“A 2012 San Francisco Bay Area study found that street sweeping, storm water catchment and pumping stations in 71 municipalities missed about 61% of trash. The researchers used more conservative estimates in their models, ranging between 15% and 40%” – Los Angeles Times
Desperate for the truth, I searched for articles on waste disposal companies bypassing government regulations on dumping. What I found was that they aren’t bypassing anything. Waste disposal companies in the United States are legally allowed to dump a specific amount of waste in the ocean if they have this permit.
Of course, regulations on ocean dumping aren’t all bad. Without permits, industries would not be obligated to report their amount of waste going into the ocean, and there would be no monetary discouragement for doing so. As stated on the EPA website:

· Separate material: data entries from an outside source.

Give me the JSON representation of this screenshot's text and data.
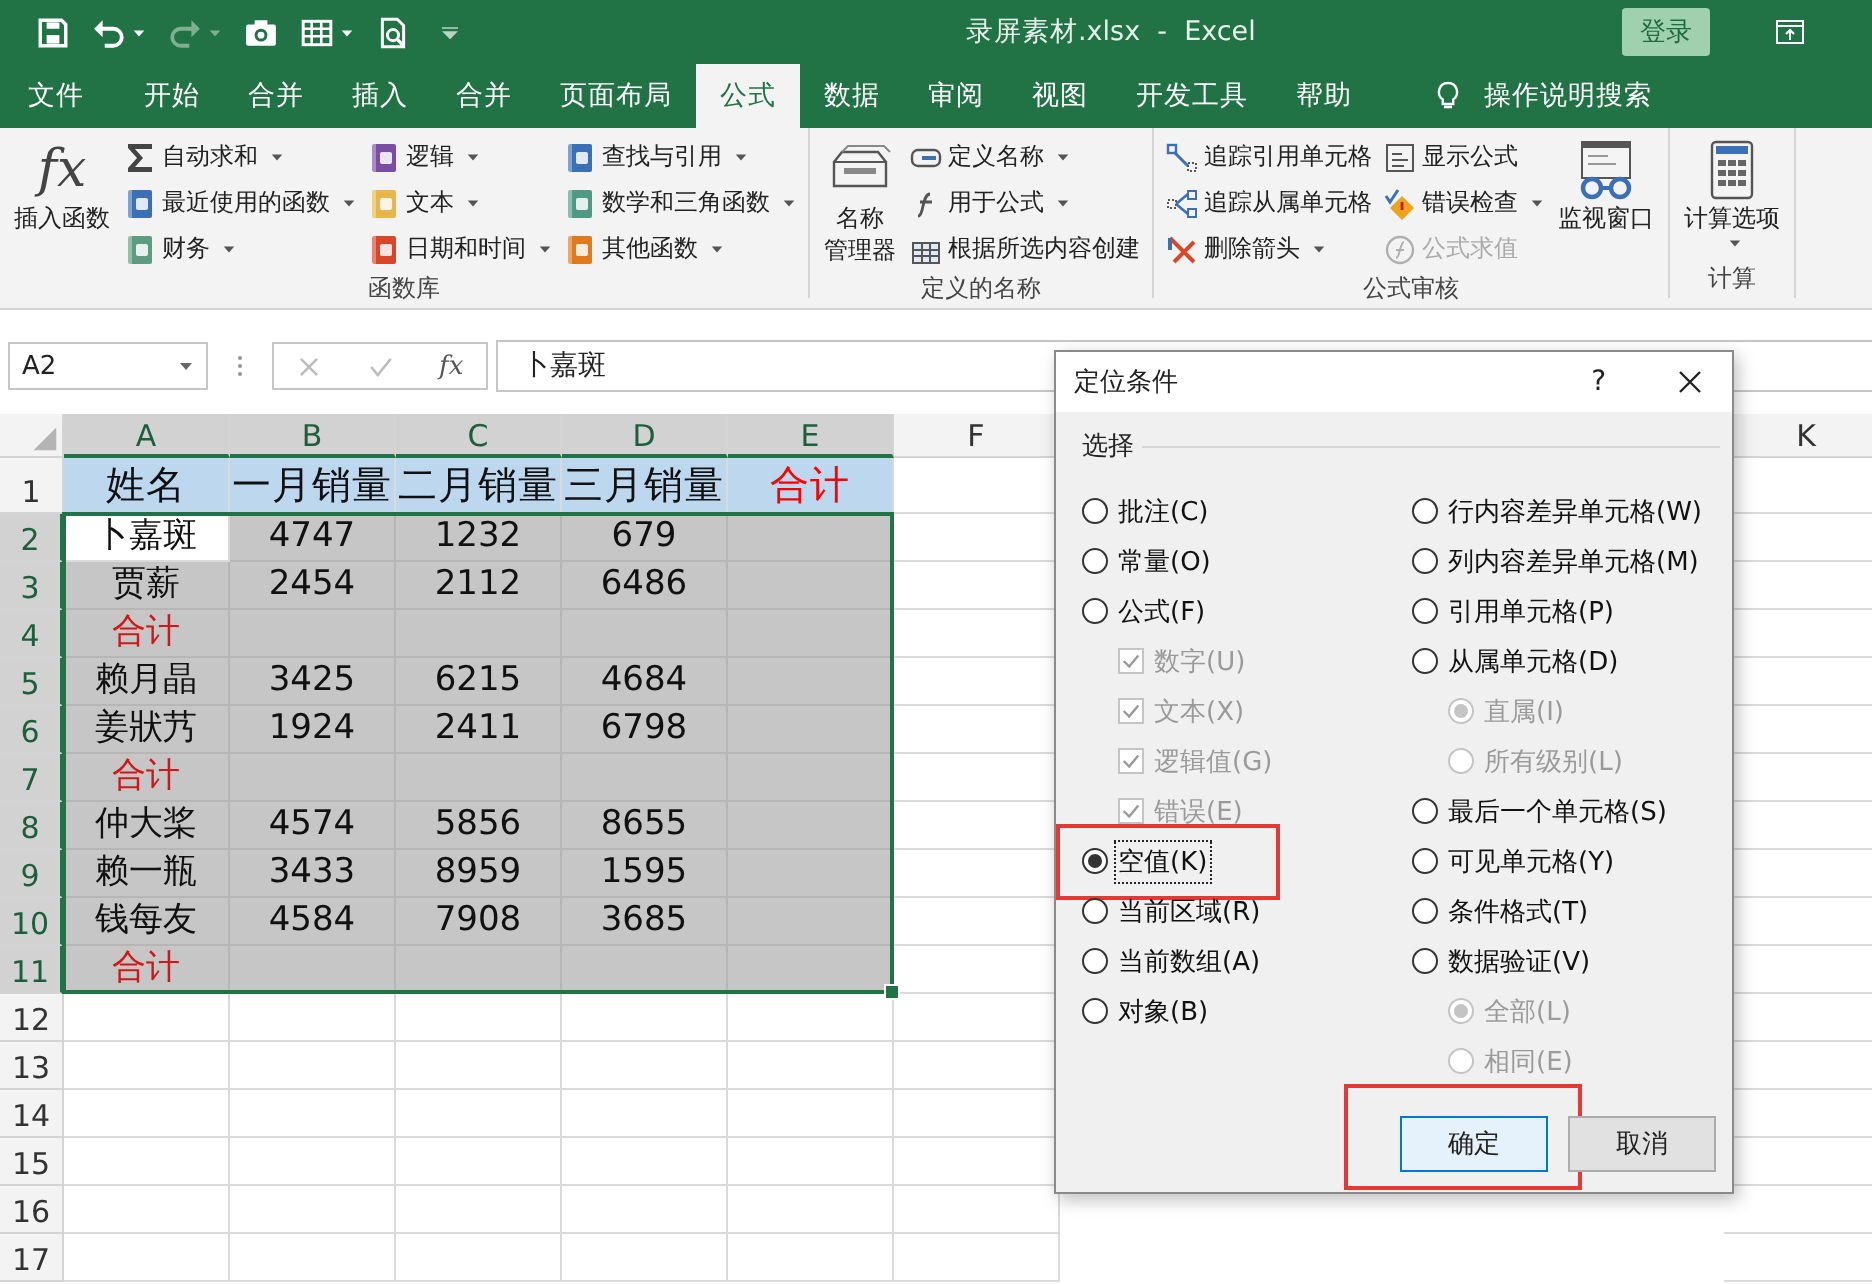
{
  "window": {
    "title": "录屏素材.xlsx  -  Excel",
    "sign_in": "登录"
  },
  "quick_access": [
    {
      "dropdown": false,
      "disabled": false
    },
    {
      "dropdown": true,
      "disabled": false
    },
    {
      "dropdown": true,
      "disabled": true
    },
    {
      "dropdown": false,
      "disabled": false
    },
    {
      "dropdown": true,
      "disabled": false
    },
    {
      "dropdown": false,
      "disabled": false
    }
  ],
  "tabs": [
    {
      "label": "文件",
      "selected": false
    },
    {
      "label": "开始",
      "selected": false
    },
    {
      "label": "合并",
      "selected": false
    },
    {
      "label": "插入",
      "selected": false
    },
    {
      "label": "合并",
      "selected": false
    },
    {
      "label": "页面布局",
      "selected": false
    },
    {
      "label": "公式",
      "selected": true
    },
    {
      "label": "数据",
      "selected": false
    },
    {
      "label": "审阅",
      "selected": false
    },
    {
      "label": "视图",
      "selected": false
    },
    {
      "label": "开发工具",
      "selected": false
    },
    {
      "label": "帮助",
      "selected": false
    }
  ],
  "search": {
    "label": "操作说明搜索"
  },
  "ribbon": [
    {
      "label": "函数库",
      "items": [
        {
          "kind": "large",
          "glyph": "fx",
          "lines": [
            "插入函数"
          ],
          "dropdown": false
        },
        {
          "kind": "column",
          "items": [
            {
              "label": "自动求和",
              "dropdown": true,
              "disabled": false
            },
            {
              "label": "最近使用的函数",
              "dropdown": true,
              "disabled": false
            },
            {
              "label": "财务",
              "dropdown": true,
              "disabled": false
            }
          ]
        },
        {
          "kind": "column",
          "items": [
            {
              "label": "逻辑",
              "dropdown": true,
              "disabled": false
            },
            {
              "label": "文本",
              "dropdown": true,
              "disabled": false
            },
            {
              "label": "日期和时间",
              "dropdown": true,
              "disabled": false
            }
          ]
        },
        {
          "kind": "column",
          "items": [
            {
              "label": "查找与引用",
              "dropdown": true,
              "disabled": false
            },
            {
              "label": "数学和三角函数",
              "dropdown": true,
              "disabled": false
            },
            {
              "label": "其他函数",
              "dropdown": true,
              "disabled": false
            }
          ]
        }
      ]
    },
    {
      "label": "定义的名称",
      "items": [
        {
          "kind": "large",
          "lines": [
            "名称",
            "管理器"
          ],
          "dropdown": false
        },
        {
          "kind": "column",
          "items": [
            {
              "label": "定义名称",
              "dropdown": true,
              "disabled": false
            },
            {
              "label": "用于公式",
              "dropdown": true,
              "disabled": false
            },
            {
              "label": "根据所选内容创建",
              "dropdown": false,
              "disabled": false
            }
          ]
        }
      ]
    },
    {
      "label": "公式审核",
      "items": [
        {
          "kind": "column",
          "items": [
            {
              "label": "追踪引用单元格",
              "dropdown": false,
              "disabled": false
            },
            {
              "label": "追踪从属单元格",
              "dropdown": false,
              "disabled": false
            },
            {
              "label": "删除箭头",
              "dropdown": true,
              "disabled": false
            }
          ]
        },
        {
          "kind": "column",
          "items": [
            {
              "label": "显示公式",
              "dropdown": false,
              "disabled": false
            },
            {
              "label": "错误检查",
              "dropdown": true,
              "disabled": false
            },
            {
              "label": "公式求值",
              "dropdown": false,
              "disabled": true
            }
          ]
        },
        {
          "kind": "large",
          "lines": [
            "监视窗口"
          ],
          "dropdown": false
        }
      ]
    },
    {
      "label": "计算",
      "items": [
        {
          "kind": "large",
          "lines": [
            "计算选项"
          ],
          "dropdown": true
        }
      ]
    }
  ],
  "formula_bar": {
    "name_box": "A2",
    "function_label": "fx",
    "value": "卜嘉斑"
  },
  "sheet": {
    "columns": [
      {
        "label": "A",
        "selected": true
      },
      {
        "label": "B",
        "selected": true
      },
      {
        "label": "C",
        "selected": true
      },
      {
        "label": "D",
        "selected": true
      },
      {
        "label": "E",
        "selected": true
      },
      {
        "label": "F",
        "selected": false
      },
      {
        "label": "K",
        "selected": false
      }
    ],
    "rows": [
      {
        "label": "1",
        "selected": false,
        "highlighted": true,
        "cells": [
          {
            "text": "姓名"
          },
          {
            "text": "一月销量"
          },
          {
            "text": "二月销量"
          },
          {
            "text": "三月销量"
          },
          {
            "text": "合计",
            "color": "#ff0000"
          }
        ]
      },
      {
        "label": "2",
        "selected": true,
        "highlighted": false,
        "cells": [
          {
            "text": "卜嘉斑",
            "active": true
          },
          {
            "text": "4747"
          },
          {
            "text": "1232"
          },
          {
            "text": "679"
          }
        ]
      },
      {
        "label": "3",
        "selected": true,
        "highlighted": false,
        "cells": [
          {
            "text": "贾薪"
          },
          {
            "text": "2454"
          },
          {
            "text": "2112"
          },
          {
            "text": "6486"
          }
        ]
      },
      {
        "label": "4",
        "selected": true,
        "highlighted": false,
        "cells": [
          {
            "text": "合计",
            "color": "#d01818"
          }
        ]
      },
      {
        "label": "5",
        "selected": true,
        "highlighted": false,
        "cells": [
          {
            "text": "赖月晶"
          },
          {
            "text": "3425"
          },
          {
            "text": "6215"
          },
          {
            "text": "4684"
          }
        ]
      },
      {
        "label": "6",
        "selected": true,
        "highlighted": false,
        "cells": [
          {
            "text": "姜狀艿"
          },
          {
            "text": "1924"
          },
          {
            "text": "2411"
          },
          {
            "text": "6798"
          }
        ]
      },
      {
        "label": "7",
        "selected": true,
        "highlighted": false,
        "cells": [
          {
            "text": "合计",
            "color": "#d01818"
          }
        ]
      },
      {
        "label": "8",
        "selected": true,
        "highlighted": false,
        "cells": [
          {
            "text": "仲大桨"
          },
          {
            "text": "4574"
          },
          {
            "text": "5856"
          },
          {
            "text": "8655"
          }
        ]
      },
      {
        "label": "9",
        "selected": true,
        "highlighted": false,
        "cells": [
          {
            "text": "赖一瓶"
          },
          {
            "text": "3433"
          },
          {
            "text": "8959"
          },
          {
            "text": "1595"
          }
        ]
      },
      {
        "label": "10",
        "selected": true,
        "highlighted": false,
        "cells": [
          {
            "text": "钱每友"
          },
          {
            "text": "4584"
          },
          {
            "text": "7908"
          },
          {
            "text": "3685"
          }
        ]
      },
      {
        "label": "11",
        "selected": true,
        "highlighted": false,
        "cells": [
          {
            "text": "合计",
            "color": "#d01818"
          }
        ]
      },
      {
        "label": "12",
        "selected": false,
        "highlighted": false
      },
      {
        "label": "13",
        "selected": false,
        "highlighted": false
      },
      {
        "label": "14",
        "selected": false,
        "highlighted": false
      },
      {
        "label": "15",
        "selected": false,
        "highlighted": false
      },
      {
        "label": "16",
        "selected": false,
        "highlighted": false
      },
      {
        "label": "17",
        "selected": false,
        "highlighted": false
      }
    ]
  },
  "dialog": {
    "title": "定位条件",
    "help": "?",
    "section": "选择",
    "columns": [
      [
        {
          "kind": "radio",
          "label": "批注(C)",
          "selected": false
        },
        {
          "kind": "radio",
          "label": "常量(O)",
          "selected": false
        },
        {
          "kind": "radio",
          "label": "公式(F)",
          "selected": false,
          "children": [
            {
              "kind": "checkbox",
              "label": "数字(U)",
              "checked": true,
              "disabled": true
            },
            {
              "kind": "checkbox",
              "label": "文本(X)",
              "checked": true,
              "disabled": true
            },
            {
              "kind": "checkbox",
              "label": "逻辑值(G)",
              "checked": true,
              "disabled": true
            },
            {
              "kind": "checkbox",
              "label": "错误(E)",
              "checked": true,
              "disabled": true
            }
          ]
        },
        {
          "kind": "radio",
          "label": "空值(K)",
          "selected": true,
          "focused": true,
          "highlighted": true
        },
        {
          "kind": "radio",
          "label": "当前区域(R)",
          "selected": false
        },
        {
          "kind": "radio",
          "label": "当前数组(A)",
          "selected": false
        },
        {
          "kind": "radio",
          "label": "对象(B)",
          "selected": false
        }
      ],
      [
        {
          "kind": "radio",
          "label": "行内容差异单元格(W)",
          "selected": false
        },
        {
          "kind": "radio",
          "label": "列内容差异单元格(M)",
          "selected": false
        },
        {
          "kind": "radio",
          "label": "引用单元格(P)",
          "selected": false
        },
        {
          "kind": "radio",
          "label": "从属单元格(D)",
          "selected": false,
          "children": [
            {
              "kind": "radio",
              "label": "直属(I)",
              "selected": true,
              "disabled": true
            },
            {
              "kind": "radio",
              "label": "所有级别(L)",
              "selected": false,
              "disabled": true
            }
          ]
        },
        {
          "kind": "radio",
          "label": "最后一个单元格(S)",
          "selected": false
        },
        {
          "kind": "radio",
          "label": "可见单元格(Y)",
          "selected": false
        },
        {
          "kind": "radio",
          "label": "条件格式(T)",
          "selected": false
        },
        {
          "kind": "radio",
          "label": "数据验证(V)",
          "selected": false,
          "children": [
            {
              "kind": "radio",
              "label": "全部(L)",
              "selected": true,
              "disabled": true
            },
            {
              "kind": "radio",
              "label": "相同(E)",
              "selected": false,
              "disabled": true
            }
          ]
        }
      ]
    ],
    "buttons": [
      {
        "label": "确定",
        "default": true,
        "highlighted": true
      },
      {
        "label": "取消",
        "default": false,
        "highlighted": false
      }
    ]
  }
}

- “The Ocean Dumping Ban Act of 1988 amended the Marine Protection, Research and Sanctuaries Act (MPRSA) and now prohibits the ocean dumping of municipal sewage sludge and industrial wastes, such as wastes from plastics and pharmaceutical manufacturing plants and from petrochemical refineries.”
- “The 1998 amendment also banned the ocean disposal of ‘medical waste.'”
- “Other ocean dumping practices, such as wood burning at sea and the disposal of construction and demolition debris, have stopped as a matter of environmentally sound practice.”
Regulations have improved since the 1980’s for the United States, but plastic pollution in our oceans remains a worldwide problem. The longer you look, the more people start to point fingers. Here are some media stances on the issue:
“As if Hong Kong’s own waste wasn’t serious enough, its beaches have faced an increasing deluge of rubbish by sea. Environmentalists are unsure of the source, but it seems to come periodically with changing weather patterns.” – BBC on Hong Kong’s Waste Problem
“Eight of the top 10 contributors were in Asia, including Indonesia, the Philippines, Vietnam, Sri Lanka, Thailand, Malaysia and Bangladesh, according to the study” – LA Times and “Plastic waste inputs” by Science
I think the bottom line here is that you can’t rely on other people to solve the world’s problems. I can’t sit idly by and hope that someday someone might pass a regulation banning plastic, or wish that consumerist culture wasn’t so influential in my life. Whether you’re “less-waste” or vegetarian or just trying to change your lifestyle, let me know! And prepare for my input regarding the difficulties of attempting a zero-waste lifestyle as a college student.
Love, The Earth Goddess